The children of migrant families in Greece who do not have formal documents or are “out of status” face a difficult future. In the United States, children born in the country have a birthright to US citizenship regardless of the status of their parents. But in Greece and several other European countries, children do not have that birthright. They are also out of status, and face the potential of being deported when they turn 18, to a nation they have never known.
This was a central demand, then, of the United African Women Organization in Greece and other migrant groups. According to Loretta Macauley of Sierra Leone and Greece, “We want our children to feel that this country embraces them and gives them the opportunity to progress and to achieve their dreams. We want them to have a homeland.”
These children were a prominent part of the opening program on Sunday. As proud parents gathered round with cameras, the children of the Munting Nayon Community School presented songs in English, Greek and Tagalog. Debbie and Joe Valencia, of KASAPI, a Filipino migrant organization in Athens that is hosting the People’s Global Action, started the school.
Debbie comes from a United Methodist family in the Philippines and her mother, now in California, is a United Methodist Women
member. The school was initially created to educate Filipino children in Athens, but in response to demand it now serves 60 children of 16 different nationalities. As we heard them sing about a world without conflict or hunger, and about being the embodiment of their parents’ dreams, it was both inspiring and painful to consider their precarious status in Greece.
▲ Bangladeshi mother and son are residents in Athens. Photo by Carol Barton.
There is good news on the horizon. A new Greek government has committed to giving migrant children legal status. This will be a huge victory, which needs to be echoed in other European Union countries.
However, this is only a first step. When parents are detained and deported in the US, children who are US citizens may be left behind with relatives, or even incarcerated with their parents. The larger concern is regularization of status for parents as well – so that families can fulfill those dreams without fear, persecution, discrimination and exploitation.

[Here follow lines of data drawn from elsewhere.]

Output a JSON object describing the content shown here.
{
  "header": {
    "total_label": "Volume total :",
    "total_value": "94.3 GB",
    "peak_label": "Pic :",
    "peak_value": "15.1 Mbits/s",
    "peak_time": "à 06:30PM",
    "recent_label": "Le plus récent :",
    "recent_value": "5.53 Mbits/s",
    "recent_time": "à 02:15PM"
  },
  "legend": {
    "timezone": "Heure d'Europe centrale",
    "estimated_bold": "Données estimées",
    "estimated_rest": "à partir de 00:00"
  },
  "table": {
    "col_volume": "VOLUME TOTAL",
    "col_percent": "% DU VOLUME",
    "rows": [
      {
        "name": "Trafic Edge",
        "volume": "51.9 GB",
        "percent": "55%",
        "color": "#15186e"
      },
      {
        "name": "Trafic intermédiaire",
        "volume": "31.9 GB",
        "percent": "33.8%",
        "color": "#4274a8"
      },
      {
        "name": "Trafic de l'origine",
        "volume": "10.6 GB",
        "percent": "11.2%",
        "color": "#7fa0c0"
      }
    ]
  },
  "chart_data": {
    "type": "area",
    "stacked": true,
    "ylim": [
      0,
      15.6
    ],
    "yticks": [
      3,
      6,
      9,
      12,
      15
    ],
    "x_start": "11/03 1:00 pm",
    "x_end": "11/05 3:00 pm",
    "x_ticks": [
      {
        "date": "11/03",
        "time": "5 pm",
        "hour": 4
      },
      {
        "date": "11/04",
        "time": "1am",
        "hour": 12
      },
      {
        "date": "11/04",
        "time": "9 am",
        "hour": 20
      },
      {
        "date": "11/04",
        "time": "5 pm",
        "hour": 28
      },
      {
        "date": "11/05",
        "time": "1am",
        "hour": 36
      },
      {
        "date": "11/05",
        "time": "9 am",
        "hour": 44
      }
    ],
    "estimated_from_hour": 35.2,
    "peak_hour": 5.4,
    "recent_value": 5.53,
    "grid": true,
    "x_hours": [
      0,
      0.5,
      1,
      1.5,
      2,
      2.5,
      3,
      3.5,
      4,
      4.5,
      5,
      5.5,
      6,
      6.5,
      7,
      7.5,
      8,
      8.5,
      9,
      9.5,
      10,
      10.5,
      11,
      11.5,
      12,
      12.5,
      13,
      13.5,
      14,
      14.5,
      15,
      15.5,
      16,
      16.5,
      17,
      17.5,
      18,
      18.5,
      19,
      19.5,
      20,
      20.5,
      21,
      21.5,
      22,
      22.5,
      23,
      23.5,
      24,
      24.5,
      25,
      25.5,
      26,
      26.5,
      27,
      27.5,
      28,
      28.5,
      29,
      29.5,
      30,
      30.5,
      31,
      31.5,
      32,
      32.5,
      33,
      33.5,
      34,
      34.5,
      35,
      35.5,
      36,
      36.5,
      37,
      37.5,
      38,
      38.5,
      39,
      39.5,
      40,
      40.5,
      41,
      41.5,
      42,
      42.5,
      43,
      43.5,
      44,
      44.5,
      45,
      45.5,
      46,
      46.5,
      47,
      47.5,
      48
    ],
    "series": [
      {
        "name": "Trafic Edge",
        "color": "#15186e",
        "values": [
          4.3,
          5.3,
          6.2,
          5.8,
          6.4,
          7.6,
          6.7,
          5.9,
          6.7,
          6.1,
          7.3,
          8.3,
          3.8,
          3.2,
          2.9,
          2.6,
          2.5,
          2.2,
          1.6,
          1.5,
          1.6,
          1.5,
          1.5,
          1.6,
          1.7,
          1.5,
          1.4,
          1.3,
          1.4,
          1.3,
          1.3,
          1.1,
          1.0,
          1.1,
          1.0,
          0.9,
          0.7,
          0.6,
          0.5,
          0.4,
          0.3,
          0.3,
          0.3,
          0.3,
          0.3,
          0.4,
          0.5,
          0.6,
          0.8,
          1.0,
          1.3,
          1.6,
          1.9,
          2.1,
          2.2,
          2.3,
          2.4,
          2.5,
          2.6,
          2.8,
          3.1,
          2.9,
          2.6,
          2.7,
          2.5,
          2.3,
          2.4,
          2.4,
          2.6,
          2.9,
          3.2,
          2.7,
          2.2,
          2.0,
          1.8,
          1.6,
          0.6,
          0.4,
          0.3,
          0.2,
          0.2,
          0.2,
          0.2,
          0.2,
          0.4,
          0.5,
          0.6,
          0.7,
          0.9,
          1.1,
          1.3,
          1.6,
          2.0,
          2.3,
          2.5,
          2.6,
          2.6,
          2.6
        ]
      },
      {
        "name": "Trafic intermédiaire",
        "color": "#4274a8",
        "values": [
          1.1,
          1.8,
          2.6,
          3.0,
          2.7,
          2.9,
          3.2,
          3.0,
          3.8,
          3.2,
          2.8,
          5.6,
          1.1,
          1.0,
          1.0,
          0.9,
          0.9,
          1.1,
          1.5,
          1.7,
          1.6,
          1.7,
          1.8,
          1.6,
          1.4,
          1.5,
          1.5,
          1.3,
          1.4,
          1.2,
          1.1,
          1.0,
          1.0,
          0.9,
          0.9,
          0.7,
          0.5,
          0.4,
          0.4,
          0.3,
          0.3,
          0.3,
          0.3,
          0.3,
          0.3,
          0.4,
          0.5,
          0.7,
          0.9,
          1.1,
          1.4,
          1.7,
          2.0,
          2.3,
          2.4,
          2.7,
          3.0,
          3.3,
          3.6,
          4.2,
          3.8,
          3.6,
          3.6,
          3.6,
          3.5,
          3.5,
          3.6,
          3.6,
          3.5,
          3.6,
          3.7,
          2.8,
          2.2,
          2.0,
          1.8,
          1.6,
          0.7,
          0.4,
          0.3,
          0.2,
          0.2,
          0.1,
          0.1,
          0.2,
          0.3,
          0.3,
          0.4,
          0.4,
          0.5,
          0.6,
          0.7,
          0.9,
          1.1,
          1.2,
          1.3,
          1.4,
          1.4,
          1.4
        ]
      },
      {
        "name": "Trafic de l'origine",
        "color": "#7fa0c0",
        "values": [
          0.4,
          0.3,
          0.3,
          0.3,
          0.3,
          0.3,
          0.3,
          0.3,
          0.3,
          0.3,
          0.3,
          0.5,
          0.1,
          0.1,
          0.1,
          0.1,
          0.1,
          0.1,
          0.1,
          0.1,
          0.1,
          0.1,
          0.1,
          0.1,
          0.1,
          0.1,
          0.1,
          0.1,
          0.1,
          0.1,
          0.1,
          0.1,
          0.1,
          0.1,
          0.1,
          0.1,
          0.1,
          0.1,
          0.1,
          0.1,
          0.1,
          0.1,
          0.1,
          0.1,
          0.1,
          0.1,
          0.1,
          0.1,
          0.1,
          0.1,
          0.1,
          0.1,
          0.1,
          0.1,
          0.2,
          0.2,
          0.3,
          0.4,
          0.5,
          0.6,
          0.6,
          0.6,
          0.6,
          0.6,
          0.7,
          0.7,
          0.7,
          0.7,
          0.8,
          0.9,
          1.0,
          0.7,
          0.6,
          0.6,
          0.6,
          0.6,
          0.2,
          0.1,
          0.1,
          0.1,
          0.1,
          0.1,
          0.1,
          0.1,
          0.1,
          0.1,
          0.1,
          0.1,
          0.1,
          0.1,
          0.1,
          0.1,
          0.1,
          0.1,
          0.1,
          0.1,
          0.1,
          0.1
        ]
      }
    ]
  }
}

We are reminded that the UN Convention on the Rights of the Child can be a tool to hold governments accountable for the rights of migrant children throughout the world. The United States government played an active role in the drafting of the Convention and signed it on 16 February 1995, but has not ratified it. The Obama administration has committed to reviewing this—so now is an important moment for United Methodist Women members to call on the administration and the Senate to ratify the Convention, as well as to lift up concerns for the rights of migrant children. Closer to home, we can advocate for US immigration policies that end mandatory detentions and deportations and focus on family unity.
Read more about UMW’s presence People’s Global Action on Migration, Development and Human Rights in Athens, Greece.